The two followed each and every other on Instagram, liking the other’s artwork. And like how many of these on-line connections evolve for Brooks, a direct concept led to a digital friendship.
They fulfilled in human being for the 1st time very last month at the opening for the exhibition at March Gallery.
“It was excellent,” Corridor states. “Just felt purely natural, like we have already fulfilled ahead of.”
Hall needed to be a aspect of this sequence mainly because it touches on numerous items he connects with in his very own art: community, queer identification and LGBTQ representation.
The portrait shows Hall naked in entrance of a home plant. He’s only viewed it on Instagram, which he claims “is sort of funny” specified how they’ve gotten to know every single other.

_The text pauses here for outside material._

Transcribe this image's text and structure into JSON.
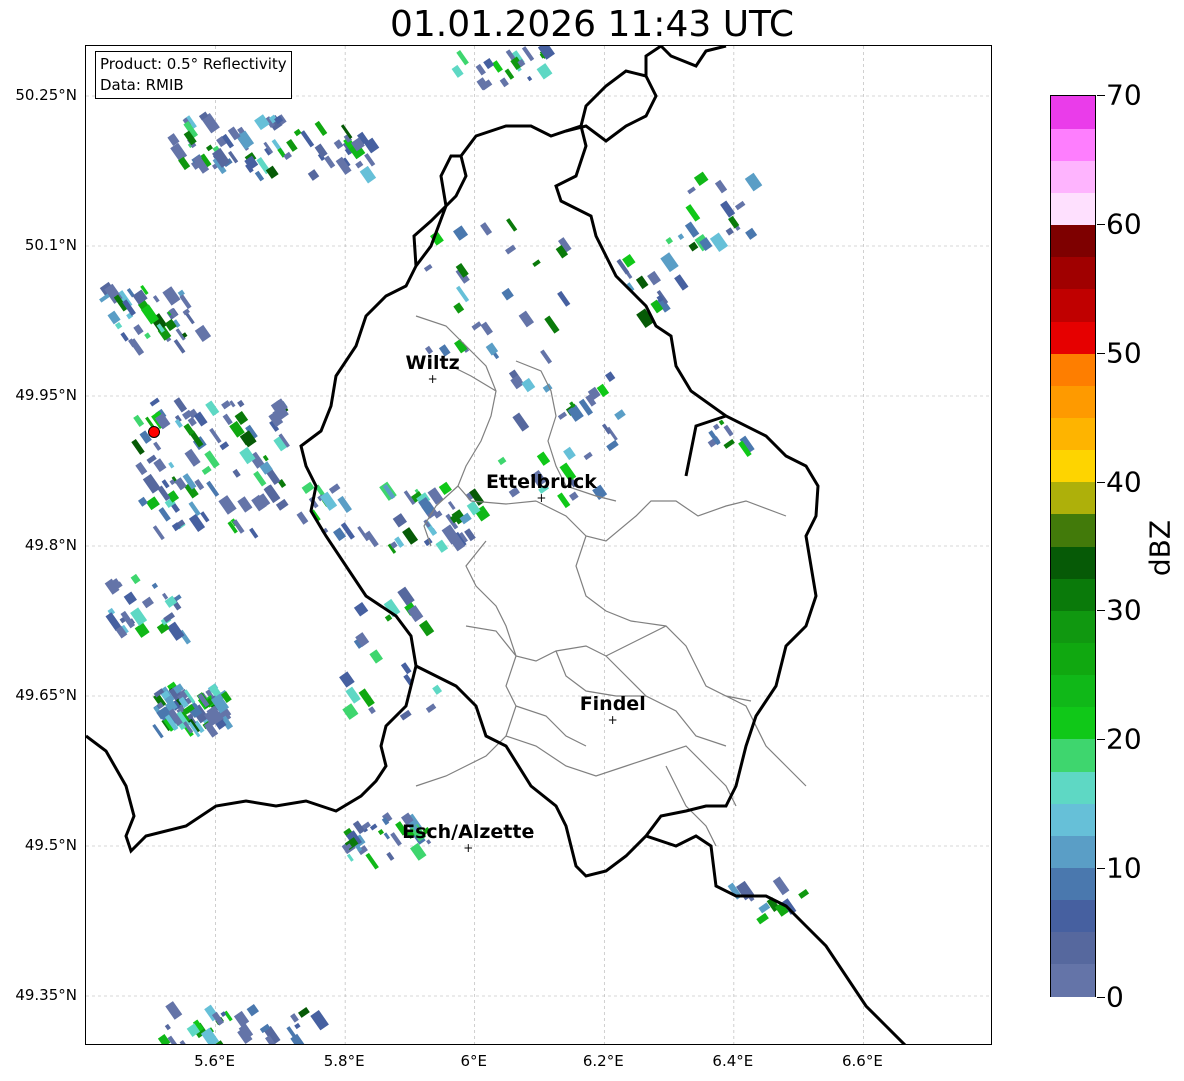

“But I believe that he captured the environment and, like, my spirit,” Corridor suggests.
Brooks states it is been “surprising and rewarding” to uncover so considerably inspiration from social media, and at 44, he feels as if he has “a a lot deeper and richer group than I have ever experienced ahead of.”
“Social media has many ills,” he states. “But it also can be an remarkable resource for link.”
He hopes his portraits present the topics the way they want to be found.
“And I’m intrigued in this sort of fuzzy boundary involving vulnerability and self-assurance,” he claims.
Getting to be an artist
Brooks grew up in Frankfort, Ky., exactly where loneliness and longing had been defining components of his childhood.
His mother was a instructor and his father labored with the regional Parks and Recreation section. Brooks cherished the arts, and his mom and dad encouraged that interest. But “it was not their world.”
“It was the type of background perhaps to my existence, but I didn’t know any one who was an artist,” Brooks suggests. “It did not appear like a real job path.”
Brooks took the occasional artwork course. Substantially of his youth, nonetheless, was expended on the golf class. He pursued it competitively, and considered about a profession in golf. But it never ever felt like the appropriate in shape.
“I have quite a few superb reminiscences,” he claims of his time as a golfer. “And I have a lot of buddies from that globe, but even while I was part of that globe and fluent in that language and can very easily slip back into it, it was nevertheless hardly ever my world… partly simply because I was homosexual.”
He gave it up all around 2005, when he moved to London for his partner’s operate. Brooks was 27.
“I started off executing what I wished, which was heading to museums and galleries,” he states. “All of a sudden, I recognized, ‘Oh, this is what I needed.’”
Brooks began getting courses and calling himself an artist. No one particular questioned it, which was refreshing.
“Not that I desired authorization from everyone else,” he states. “But the actuality that there was not this added barrier authorized me to pull a little something out that experienced been unable to be pulled out just before.”
Brooks returned to Kentucky, relocating to Louisville in 2013. He finds it necessary to vacation and working experience other places.
“Not to escape. That appears also severe,” he says. “But I have to have stimulation and I want the stimulation of the surprising.”
But his art has flourished in Louisville, and it is assisted him come across community.
“The far more I’ve gotten into my do the job, the a lot less I come to feel inclined to change nearly anything that I want to do based on how I truly feel it’s going to be perceived here” Brooks claims.
He’s not intrigued in earning function to “simply be provocative,” and he’s under no circumstances created art to appease an audience.
“But I also am in a spot now where the get the job done I’m generating now is intimate, it is sensual… For me at minimum, it will take a minor little bit of bravery, and it’s taken me a when to get to the position in which I really feel cozy carrying out that.”
Nonetheless, as he pushes his personal boundaries, it appears to be that his artwork is resonating with extra men and women and receiving appreciated. For him, that feels liberating.